A Coverdell ESA (named for the guy in Congress who pushed for it) is a trust or custodial account that allows you to save and grow your money for educational purposes. It’s very similar to a 529 plan, but with more restrictions and two major differences.
First, the contribution limit for an ESA is only $2,000 per child per year, which there’s virtually no limit to 529 plan contributions. And second, with an ESA, you can choose almost any kind of investment—stocks, bonds and mutual funds. Listen up: we like this feature of the ESA. We want you to have options, because having options gives you more control and flexibility for choosing the rate of return that you’ll need to hit your goals.
The Main Features of the ESA:
- Money must be used by the beneficiary by age 30 or given to another family member for educational purposes to avoid taxes and penalties.
- An ESA can be used for primary and secondary school, not just college expenses.
- An ESA has income restrictions. You can’t contribute to an ESA if you make more than $110,000 (single) or $220,000 (married filing jointly).3
- You can’t contribute more $2,000 to an ESA per child, per year.
- Nonqualified withdrawals are taxed. The beneficiary pays the tax.4
How Are 529 Plans and ESAs Alike?
Let’s get clear about what ESAs and 529s have in common:
1. Both Are Investment Vehicles
Both 529s and ESAs allow your money to grow, not just sit in a cookie jar until little Suzie graduates and heads off to college.
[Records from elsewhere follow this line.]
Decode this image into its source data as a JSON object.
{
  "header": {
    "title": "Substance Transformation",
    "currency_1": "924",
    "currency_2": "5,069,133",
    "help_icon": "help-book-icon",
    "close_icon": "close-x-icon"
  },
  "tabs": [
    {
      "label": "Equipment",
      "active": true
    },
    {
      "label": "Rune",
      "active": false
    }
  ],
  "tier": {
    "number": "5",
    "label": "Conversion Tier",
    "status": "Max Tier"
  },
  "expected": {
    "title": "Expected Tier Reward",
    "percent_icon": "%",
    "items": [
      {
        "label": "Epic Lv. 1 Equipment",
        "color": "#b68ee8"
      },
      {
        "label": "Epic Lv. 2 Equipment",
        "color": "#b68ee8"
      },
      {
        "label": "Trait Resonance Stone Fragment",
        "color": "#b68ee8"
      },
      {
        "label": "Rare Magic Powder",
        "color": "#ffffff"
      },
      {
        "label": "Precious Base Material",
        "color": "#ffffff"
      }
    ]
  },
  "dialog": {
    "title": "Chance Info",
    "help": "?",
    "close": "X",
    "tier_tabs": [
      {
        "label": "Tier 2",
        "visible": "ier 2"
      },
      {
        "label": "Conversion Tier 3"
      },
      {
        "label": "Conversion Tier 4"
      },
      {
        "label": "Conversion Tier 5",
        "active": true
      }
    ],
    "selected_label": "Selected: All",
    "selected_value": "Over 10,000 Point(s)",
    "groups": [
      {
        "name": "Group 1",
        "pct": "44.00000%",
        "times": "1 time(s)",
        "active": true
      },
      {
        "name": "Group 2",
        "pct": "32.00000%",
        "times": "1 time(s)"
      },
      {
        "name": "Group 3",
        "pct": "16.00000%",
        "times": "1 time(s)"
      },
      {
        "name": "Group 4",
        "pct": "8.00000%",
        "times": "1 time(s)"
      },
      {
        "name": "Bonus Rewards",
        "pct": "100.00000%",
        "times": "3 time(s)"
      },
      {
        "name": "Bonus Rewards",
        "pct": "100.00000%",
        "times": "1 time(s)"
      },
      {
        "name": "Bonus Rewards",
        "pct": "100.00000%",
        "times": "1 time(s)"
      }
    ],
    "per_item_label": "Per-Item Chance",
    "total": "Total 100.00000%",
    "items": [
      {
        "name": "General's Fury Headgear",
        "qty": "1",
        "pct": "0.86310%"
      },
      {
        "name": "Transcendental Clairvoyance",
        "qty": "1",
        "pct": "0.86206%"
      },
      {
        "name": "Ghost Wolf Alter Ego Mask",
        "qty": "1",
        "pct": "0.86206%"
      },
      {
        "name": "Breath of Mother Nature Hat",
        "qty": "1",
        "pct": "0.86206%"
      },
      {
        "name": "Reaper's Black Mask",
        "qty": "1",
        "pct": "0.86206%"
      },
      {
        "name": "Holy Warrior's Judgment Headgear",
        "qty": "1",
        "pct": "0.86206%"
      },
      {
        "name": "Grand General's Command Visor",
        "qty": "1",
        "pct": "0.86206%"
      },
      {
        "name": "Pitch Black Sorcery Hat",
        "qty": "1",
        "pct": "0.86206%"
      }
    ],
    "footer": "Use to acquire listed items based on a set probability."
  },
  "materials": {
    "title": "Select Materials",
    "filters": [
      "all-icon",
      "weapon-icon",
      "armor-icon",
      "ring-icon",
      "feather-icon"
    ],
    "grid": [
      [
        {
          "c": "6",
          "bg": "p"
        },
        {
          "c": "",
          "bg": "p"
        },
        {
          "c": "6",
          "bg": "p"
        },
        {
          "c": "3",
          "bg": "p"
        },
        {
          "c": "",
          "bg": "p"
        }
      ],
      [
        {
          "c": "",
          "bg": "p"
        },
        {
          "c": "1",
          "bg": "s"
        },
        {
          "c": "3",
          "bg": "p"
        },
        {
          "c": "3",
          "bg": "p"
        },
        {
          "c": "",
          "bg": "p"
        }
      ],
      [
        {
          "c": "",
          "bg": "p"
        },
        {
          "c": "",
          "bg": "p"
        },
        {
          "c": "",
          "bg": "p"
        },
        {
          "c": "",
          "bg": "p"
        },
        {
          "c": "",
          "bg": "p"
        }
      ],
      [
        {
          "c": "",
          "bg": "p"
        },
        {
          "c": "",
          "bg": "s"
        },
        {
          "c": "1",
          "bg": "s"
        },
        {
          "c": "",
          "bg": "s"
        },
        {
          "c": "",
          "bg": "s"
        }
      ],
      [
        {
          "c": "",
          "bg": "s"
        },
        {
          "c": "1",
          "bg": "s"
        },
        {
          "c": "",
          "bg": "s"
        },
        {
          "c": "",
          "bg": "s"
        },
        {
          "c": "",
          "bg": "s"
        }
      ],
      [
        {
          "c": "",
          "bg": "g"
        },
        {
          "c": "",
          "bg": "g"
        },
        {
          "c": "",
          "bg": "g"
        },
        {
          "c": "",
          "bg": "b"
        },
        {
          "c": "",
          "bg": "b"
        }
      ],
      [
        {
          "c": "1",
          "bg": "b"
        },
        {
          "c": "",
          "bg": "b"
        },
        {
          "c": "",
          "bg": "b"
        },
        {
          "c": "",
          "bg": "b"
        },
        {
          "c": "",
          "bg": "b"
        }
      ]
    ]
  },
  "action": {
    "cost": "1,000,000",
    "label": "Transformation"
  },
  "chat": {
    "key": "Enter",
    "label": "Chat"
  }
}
Like we covered earlier, the ESA has much more flexibility and variety in types of investments. But at the end of the day, both allow you to take advantage of compound growth so that you outpace inflation.
Here’s a quick story to show how powerful compound growth is. In theory, this scenario can apply to either account, but we’ll go with the ESA to keep it simple. Let’s say you open an ESA for little Suzie when she’s born. You max it out every year ($2,000) until she turns 18. By the time she graduates, you’ve put in a total of $36,000 of your own money.
But since you’ve been investing it, not just saving it, you’re going to end up with a lot more than that! Let’s say you earned an average of 8% compound interest over those 18 years. Little Suzie ends up with a total of $80,893 to pay for college!5 Boom!
2. Both Have Tax Advantages
Both ESAs and 529s are funded with money that’s already been taxed, just like a Roth IRA. As a result, the money grows tax-free and isn’t taxed when you take it out—as long as it is used for the approved educational expenses. If you use it for a nonqualified expense, you’ll get hit with federal taxes and a 10% penalty, no matter which program you choose. Uncle Sam wants to make sure this money goes toward school!
3. Both Can Be Transferred to Siblings of the Beneficiary
When you open a 529 or an ESA, you must name a beneficiary—the child for whom you’re saving the money. With both plans, you can transfer that money to someone related to the original beneficiary without paying taxes on the money. So, if you’re saving for your kids’ college, and they get full scholarships, you can give the money to another one of your children.
Which Is Better: An ESA or a 529 Plan?
Unless we sat down with you for a full coaching session, there’s no way we could tell you which plan is best for you. It depends on many factors—including your income, your family situation, and where you think your child is headed in their career.
The easiest way for us to help you decide is to summarize their main similarities and differences so that you can make the right decision for yourself!
The Best Way to Hit Your College Savings Goal
No matter what you choose, you can’t go on autopilot. Never invest in anything you don’t understand. If you do your due diligence now, your children or grandchildren will have you to thank down the road for this truly incredible gift.
The best way to stay plugged into your investments is to talk with Mike Mead —before you deposit a single penny! He will know the particular options in your state, including any tax breaks, and they’ll give you the clarity and confidence you’ll need by choosing the right plan.